Here’s to the dads of all girls, whose lives probably aren’t the way they pictured it.
Here’s to the dads who attend tea parties while wearing crowns and sporting pastel-colored friendship bracelets to work. Here’s to the guys who kiss dollies good night and laugh when co-workers tell them they have glitter in their hair. Here’s to the men who sit through impromptu fashion shows instead of watching the big game.
Here’s to the dads who teach their daughters to box out in basketball or use their bodies in soccer or how to field grounders. Here’s to the dads who take their daughters fishing and for three-mile runs and to the Indy 500. Here’s to the dads who used to dream of watching sons play football, but now cheer the loudest for their daughters at weekend cheerleading competitions.

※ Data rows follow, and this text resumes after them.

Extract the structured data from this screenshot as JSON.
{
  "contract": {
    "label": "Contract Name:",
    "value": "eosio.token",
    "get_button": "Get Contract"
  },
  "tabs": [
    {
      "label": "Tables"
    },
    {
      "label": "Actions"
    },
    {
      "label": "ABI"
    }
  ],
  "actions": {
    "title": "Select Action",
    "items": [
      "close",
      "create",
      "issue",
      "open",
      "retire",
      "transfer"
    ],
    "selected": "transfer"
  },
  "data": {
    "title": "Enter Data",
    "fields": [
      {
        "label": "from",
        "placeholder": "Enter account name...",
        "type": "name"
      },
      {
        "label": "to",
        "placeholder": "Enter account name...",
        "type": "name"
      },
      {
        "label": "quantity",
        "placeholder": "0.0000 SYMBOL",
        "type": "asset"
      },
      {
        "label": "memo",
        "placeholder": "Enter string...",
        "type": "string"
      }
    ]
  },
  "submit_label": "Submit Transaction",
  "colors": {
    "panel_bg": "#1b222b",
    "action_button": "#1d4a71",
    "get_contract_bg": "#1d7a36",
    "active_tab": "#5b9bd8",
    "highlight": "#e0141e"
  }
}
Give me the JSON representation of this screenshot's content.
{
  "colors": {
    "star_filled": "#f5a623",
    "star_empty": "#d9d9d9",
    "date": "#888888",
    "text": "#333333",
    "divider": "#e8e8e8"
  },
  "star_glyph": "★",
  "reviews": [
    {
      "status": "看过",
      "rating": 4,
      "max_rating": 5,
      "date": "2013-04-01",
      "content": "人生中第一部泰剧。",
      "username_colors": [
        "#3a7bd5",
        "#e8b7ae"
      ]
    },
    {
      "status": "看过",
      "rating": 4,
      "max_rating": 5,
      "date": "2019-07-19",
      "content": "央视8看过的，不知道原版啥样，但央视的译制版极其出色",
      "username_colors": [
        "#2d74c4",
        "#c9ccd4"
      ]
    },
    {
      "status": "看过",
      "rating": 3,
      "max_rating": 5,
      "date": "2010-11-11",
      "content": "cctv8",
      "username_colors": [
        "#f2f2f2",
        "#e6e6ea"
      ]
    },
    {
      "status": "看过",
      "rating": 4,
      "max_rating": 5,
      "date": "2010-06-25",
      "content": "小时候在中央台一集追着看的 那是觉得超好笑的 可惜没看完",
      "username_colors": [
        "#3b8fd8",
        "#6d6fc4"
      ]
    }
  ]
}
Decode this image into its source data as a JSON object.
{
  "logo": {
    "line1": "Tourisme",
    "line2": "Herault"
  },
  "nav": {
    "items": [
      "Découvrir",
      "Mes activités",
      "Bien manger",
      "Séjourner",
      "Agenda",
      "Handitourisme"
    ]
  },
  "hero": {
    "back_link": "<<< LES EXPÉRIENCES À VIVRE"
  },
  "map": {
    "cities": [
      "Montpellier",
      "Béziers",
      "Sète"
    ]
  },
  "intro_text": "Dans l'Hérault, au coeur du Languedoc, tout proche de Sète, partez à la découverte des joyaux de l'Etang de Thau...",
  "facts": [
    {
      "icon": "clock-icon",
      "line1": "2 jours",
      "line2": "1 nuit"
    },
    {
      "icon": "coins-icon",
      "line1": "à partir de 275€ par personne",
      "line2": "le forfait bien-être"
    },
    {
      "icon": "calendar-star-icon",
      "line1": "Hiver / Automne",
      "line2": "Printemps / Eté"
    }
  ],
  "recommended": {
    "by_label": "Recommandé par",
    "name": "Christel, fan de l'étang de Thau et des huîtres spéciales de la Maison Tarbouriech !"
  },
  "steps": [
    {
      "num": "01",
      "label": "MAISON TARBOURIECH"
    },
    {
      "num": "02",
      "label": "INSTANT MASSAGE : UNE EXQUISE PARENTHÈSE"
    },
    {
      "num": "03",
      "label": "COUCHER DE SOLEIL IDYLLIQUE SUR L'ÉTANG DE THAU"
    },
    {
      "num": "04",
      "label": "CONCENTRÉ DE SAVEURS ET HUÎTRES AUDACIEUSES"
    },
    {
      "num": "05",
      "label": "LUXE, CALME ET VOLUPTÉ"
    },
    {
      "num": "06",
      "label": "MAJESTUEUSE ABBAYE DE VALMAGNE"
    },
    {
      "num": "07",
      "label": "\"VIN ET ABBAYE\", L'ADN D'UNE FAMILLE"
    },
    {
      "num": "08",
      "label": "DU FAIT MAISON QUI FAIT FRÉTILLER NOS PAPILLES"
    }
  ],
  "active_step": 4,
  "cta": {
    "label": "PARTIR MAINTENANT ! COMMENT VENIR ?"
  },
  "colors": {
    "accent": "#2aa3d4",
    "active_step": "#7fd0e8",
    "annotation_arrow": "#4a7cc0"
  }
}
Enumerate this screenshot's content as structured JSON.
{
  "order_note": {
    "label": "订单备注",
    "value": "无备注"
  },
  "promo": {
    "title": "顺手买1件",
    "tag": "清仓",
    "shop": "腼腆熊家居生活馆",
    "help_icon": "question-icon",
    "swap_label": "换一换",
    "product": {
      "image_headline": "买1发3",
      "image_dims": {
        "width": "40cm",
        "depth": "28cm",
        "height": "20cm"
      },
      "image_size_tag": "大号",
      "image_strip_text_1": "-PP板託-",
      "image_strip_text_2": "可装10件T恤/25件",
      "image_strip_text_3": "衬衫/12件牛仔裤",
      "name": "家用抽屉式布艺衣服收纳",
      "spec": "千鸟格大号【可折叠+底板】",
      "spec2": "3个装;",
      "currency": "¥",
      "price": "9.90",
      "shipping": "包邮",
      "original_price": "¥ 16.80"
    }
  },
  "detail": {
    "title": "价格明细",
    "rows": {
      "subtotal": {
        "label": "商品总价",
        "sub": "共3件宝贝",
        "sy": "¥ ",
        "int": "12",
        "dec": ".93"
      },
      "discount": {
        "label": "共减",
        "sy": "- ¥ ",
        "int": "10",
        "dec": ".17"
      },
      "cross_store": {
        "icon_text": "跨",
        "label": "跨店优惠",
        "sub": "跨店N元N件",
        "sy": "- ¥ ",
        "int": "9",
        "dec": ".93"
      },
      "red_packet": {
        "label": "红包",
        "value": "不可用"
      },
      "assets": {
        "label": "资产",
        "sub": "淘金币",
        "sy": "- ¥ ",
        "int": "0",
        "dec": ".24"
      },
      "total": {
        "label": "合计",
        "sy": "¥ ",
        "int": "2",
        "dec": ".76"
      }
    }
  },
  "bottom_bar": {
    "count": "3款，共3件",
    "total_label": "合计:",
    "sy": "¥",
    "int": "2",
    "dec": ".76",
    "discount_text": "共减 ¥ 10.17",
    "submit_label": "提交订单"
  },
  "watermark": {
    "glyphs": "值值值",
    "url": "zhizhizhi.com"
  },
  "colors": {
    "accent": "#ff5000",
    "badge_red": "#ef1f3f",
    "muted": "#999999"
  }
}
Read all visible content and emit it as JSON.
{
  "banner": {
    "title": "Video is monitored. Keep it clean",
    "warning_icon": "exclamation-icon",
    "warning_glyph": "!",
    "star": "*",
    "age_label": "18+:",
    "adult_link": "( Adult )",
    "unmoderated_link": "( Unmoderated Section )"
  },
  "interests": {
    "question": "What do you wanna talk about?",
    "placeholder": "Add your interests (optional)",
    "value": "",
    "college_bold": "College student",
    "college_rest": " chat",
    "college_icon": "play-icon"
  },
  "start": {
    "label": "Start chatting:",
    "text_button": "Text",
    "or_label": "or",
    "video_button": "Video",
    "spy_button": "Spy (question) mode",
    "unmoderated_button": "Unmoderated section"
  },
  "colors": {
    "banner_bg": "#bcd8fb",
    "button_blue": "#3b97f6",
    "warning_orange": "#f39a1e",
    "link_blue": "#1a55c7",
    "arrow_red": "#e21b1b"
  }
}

They still teach them to throw perfect spirals, too.
Here’s to the dads who believe you don’t have to be a man to be handy and teach their daughters how to change tires or fix a running toilet or mow the lawn. Here’s to the guys who encourage their daughters to play in the mud and then let them paint their nails. Here’s to the man who cheers on other women, so his daughter doesn’t just hear that she can be anything she wants, she sees it firsthand.
Here’s to the dads who don’t complain that there’s never any hot water or there’s hair in all the drains or that high-pitch squeals often come with the territory.
Here’s to the dads who don’t check out during puberty, who try to remain close to their daughters during this awkward time. Here’s to the fathers who shut down the shame the world casts on young women and don’t mock the hormonal and body changes young girls often face.
Here’s to the men who don’t try to intimidate their daughters’ suitors, because they feel confident they’ve raised strong girls who know their self-worth. Here’s to the dads who empower young women. raising them to be fierce and determined, but also kind and well-intentioned.
Here’s to the dads who model how a woman should be treated by respecting their daughters’ mothers. Here’s to the dads who don’t seek power by marginalizing or using force against someone else.
And here’s to the dads who are raising strong women, yet understand that this also can mean there are a lot of tears too—and they have no problem with the fact that they often will never know why anyone in their house is crying.
Bonus points if they show their daughters that real men sometimes shed tears, too.
But most of all, here’s to the dads of all daughters who upon hearing the unending comments like . . .
“Dude, you are so screwed, wait until they:
want all the clothes, or
the boys start coming around, or
they better get their shotgun handy, or
get their periods at the same time, or
get married and you have to pay for all the weddings, or
any of the million inane things people will say over time. . .
Who simply respond: “I love being a dad to my girls. I wouldn’t want it any other way.”